Stray observations:

  • Because I decided last week that Bonnie is actually Paris Gellar post-identity change, this week I’m following up with a new fantasy headcanon: Annalise was rocking some serious statement necklaces tonight, including a thick chain that she surely borrowed from The Good Wife’s Diane Lockhart, because the two are awesome power lady lawyer pals. Again, let me have this.
  • “I look nice, I know. It’s just my face.” I love Lawyer Paris Gellar (Bonnie) so much, y’all.
  • For the second week in a row, Annalise and her team slow-motion strut out of the courtroom, and you know what? I’m OK with it.
  • I hope Annalise writes something on the chalkboard in every episode, because her chalksmanship is beautiful.
  • Matt McGorry plays a douchebag so perfectly. From “Kind of agree with her, yo” to “Wait, you’re gay?,” he has some of the funniest lines of the episode and also reminds me of every single guy I ever despised in college.
  • More interracial queer sex happens! (But I’m concerned about the fact that they completely forgot about their takeout food.)
  • There was a shoutout to Maria/Captain Von Trapp, which I’m always here for.
  • I really liked the detail that the students could hear Annalise yelling at Sam. Television often ignores the fact that most walls aren’t thick enough to block out sound. It’s totally believable that they would be able to hear (and that Annalise wouldn’t give a shit that they can).
  • I’m still referring to Annalise’s husband as Flop White Husband in my notes.

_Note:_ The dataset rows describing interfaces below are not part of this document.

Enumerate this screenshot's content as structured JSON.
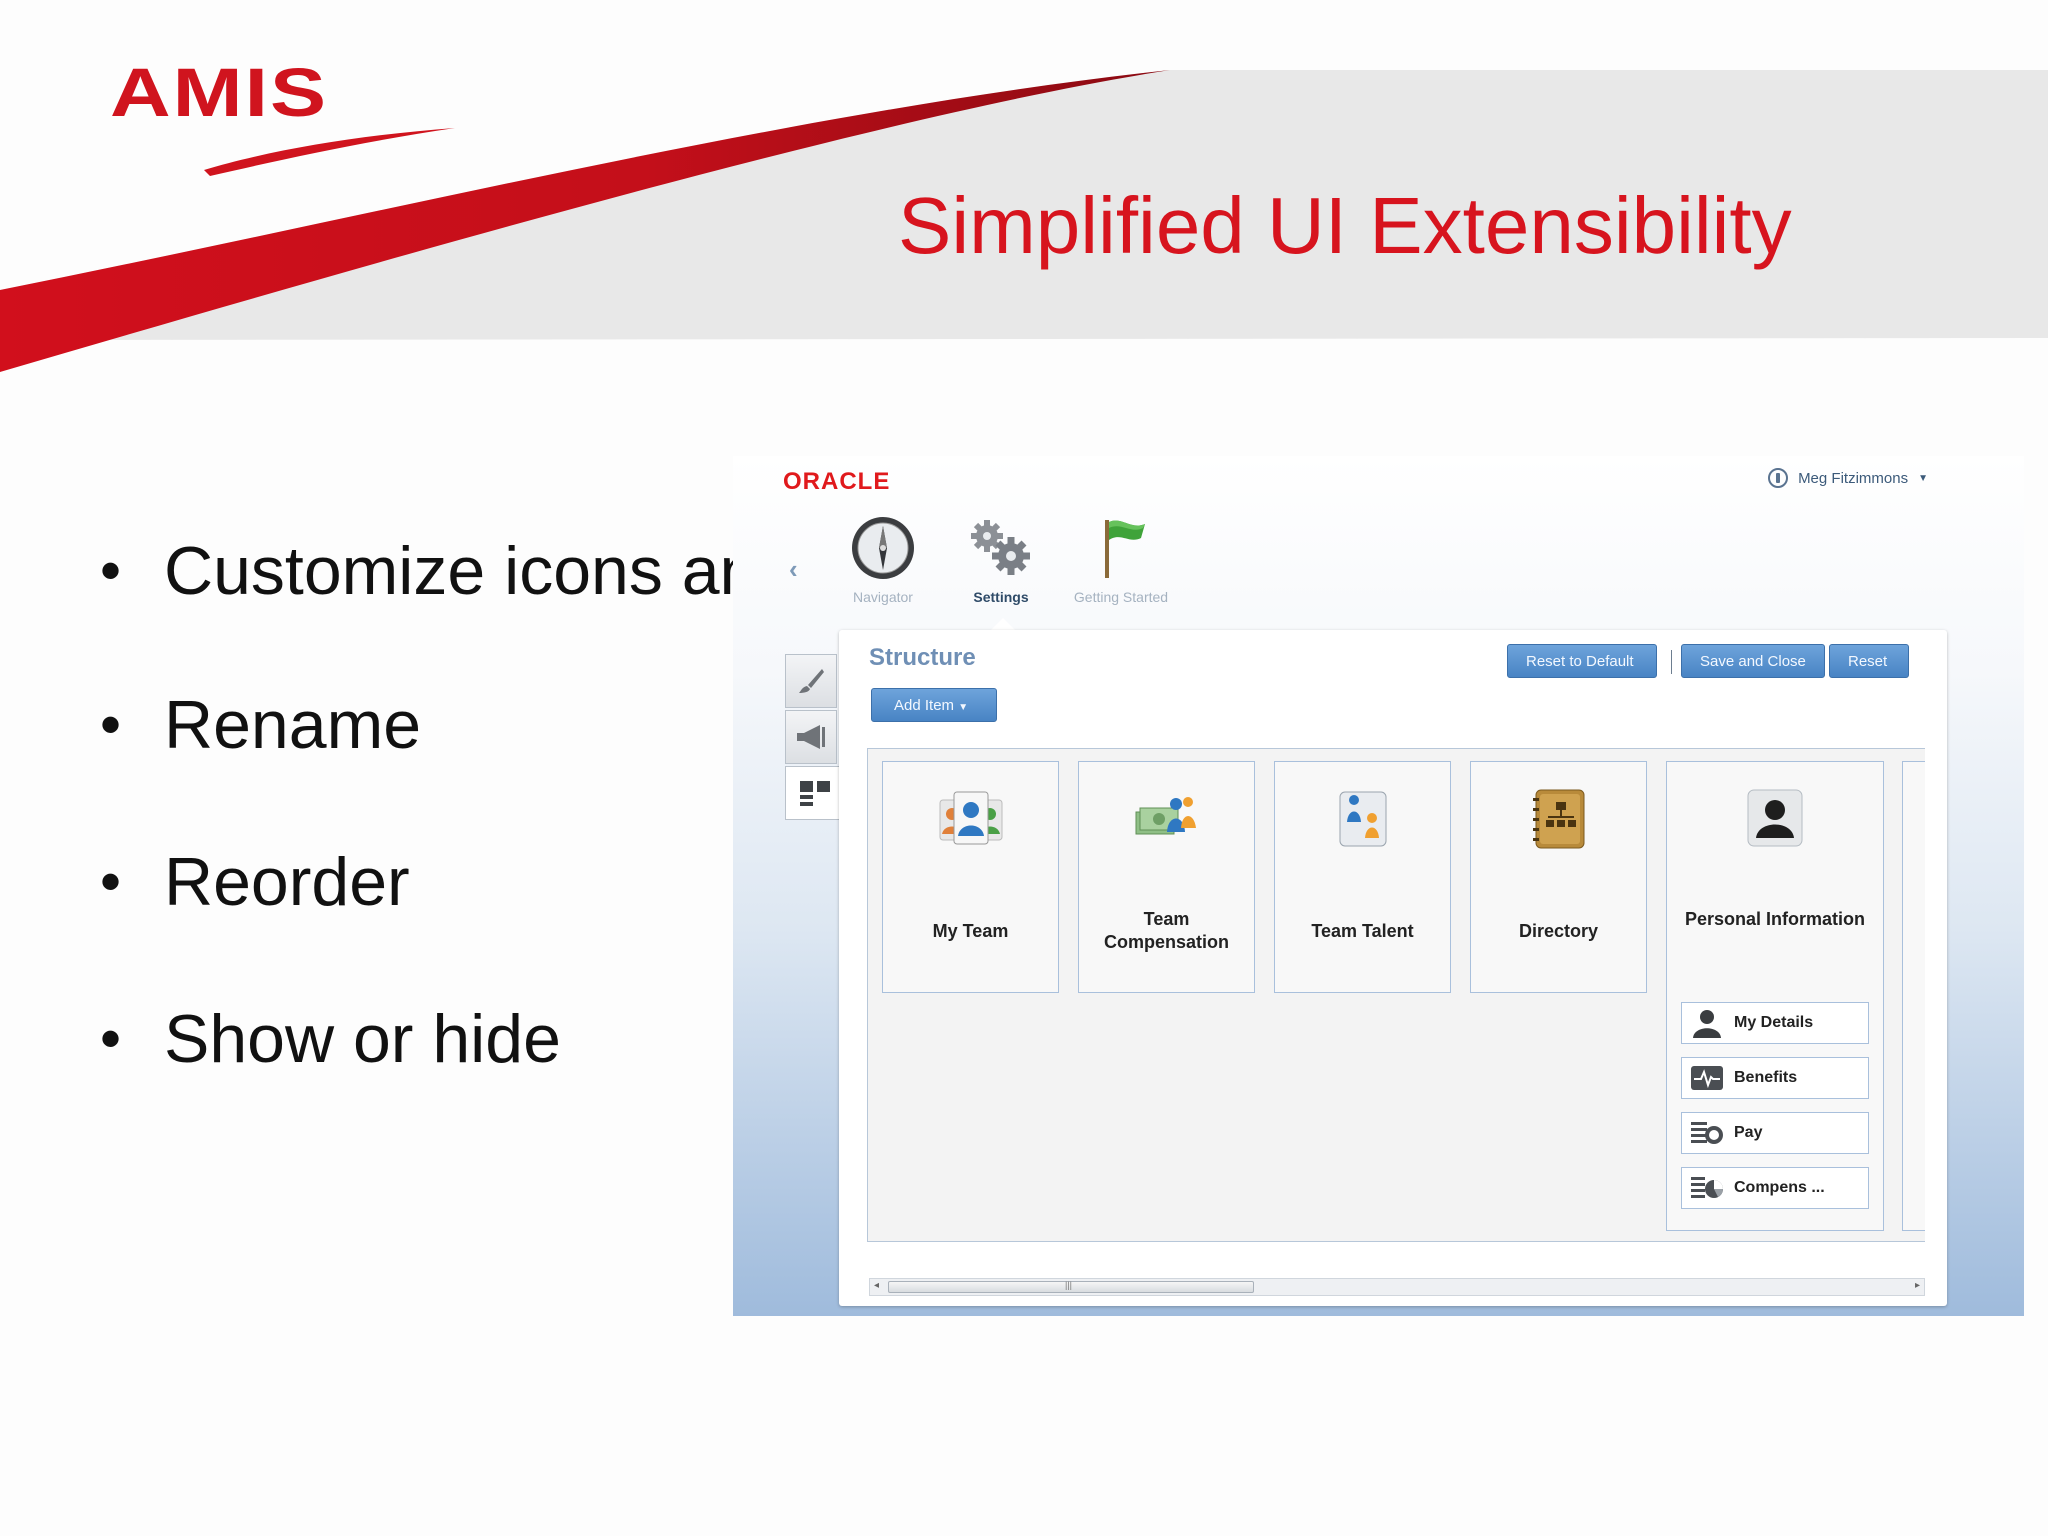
{
  "slide": {
    "logo": "AMIS",
    "title": "Simplified UI Extensibility",
    "bullets": [
      "Customize icons and tabs",
      "Rename",
      "Reorder",
      "Show or hide"
    ]
  },
  "app": {
    "brand": "ORACLE",
    "user_name": "Meg Fitzimmons",
    "nav": [
      {
        "label": "Navigator",
        "icon": "compass-icon"
      },
      {
        "label": "Settings",
        "icon": "gears-icon",
        "selected": true
      },
      {
        "label": "Getting Started",
        "icon": "flag-icon"
      }
    ],
    "side_tools": [
      "brush-icon",
      "megaphone-icon",
      "structure-icon"
    ],
    "panel": {
      "title": "Structure",
      "buttons": {
        "reset_default": "Reset to Default",
        "save_close": "Save and Close",
        "reset": "Reset",
        "add_item": "Add Item"
      },
      "cards": [
        {
          "label": "My Team",
          "icon": "team-icon"
        },
        {
          "label": "Team Compensation",
          "icon": "money-people-icon"
        },
        {
          "label": "Team Talent",
          "icon": "talent-icon"
        },
        {
          "label": "Directory",
          "icon": "org-chart-book-icon"
        },
        {
          "label": "Personal Information",
          "icon": "person-silhouette-icon"
        }
      ],
      "sub_items": [
        {
          "label": "My Details",
          "icon": "person-icon"
        },
        {
          "label": "Benefits",
          "icon": "heartbeat-icon"
        },
        {
          "label": "Pay",
          "icon": "pay-icon"
        },
        {
          "label": "Compens ...",
          "icon": "pie-chart-icon"
        }
      ]
    },
    "colors": {
      "oracle_red": "#e0191c",
      "title_red": "#d7141e",
      "button_blue": "#4884c4"
    }
  }
}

  • Was anyone else picking up on sexual chemistry between Laurel/Bonnie or was that just my wishful thinking?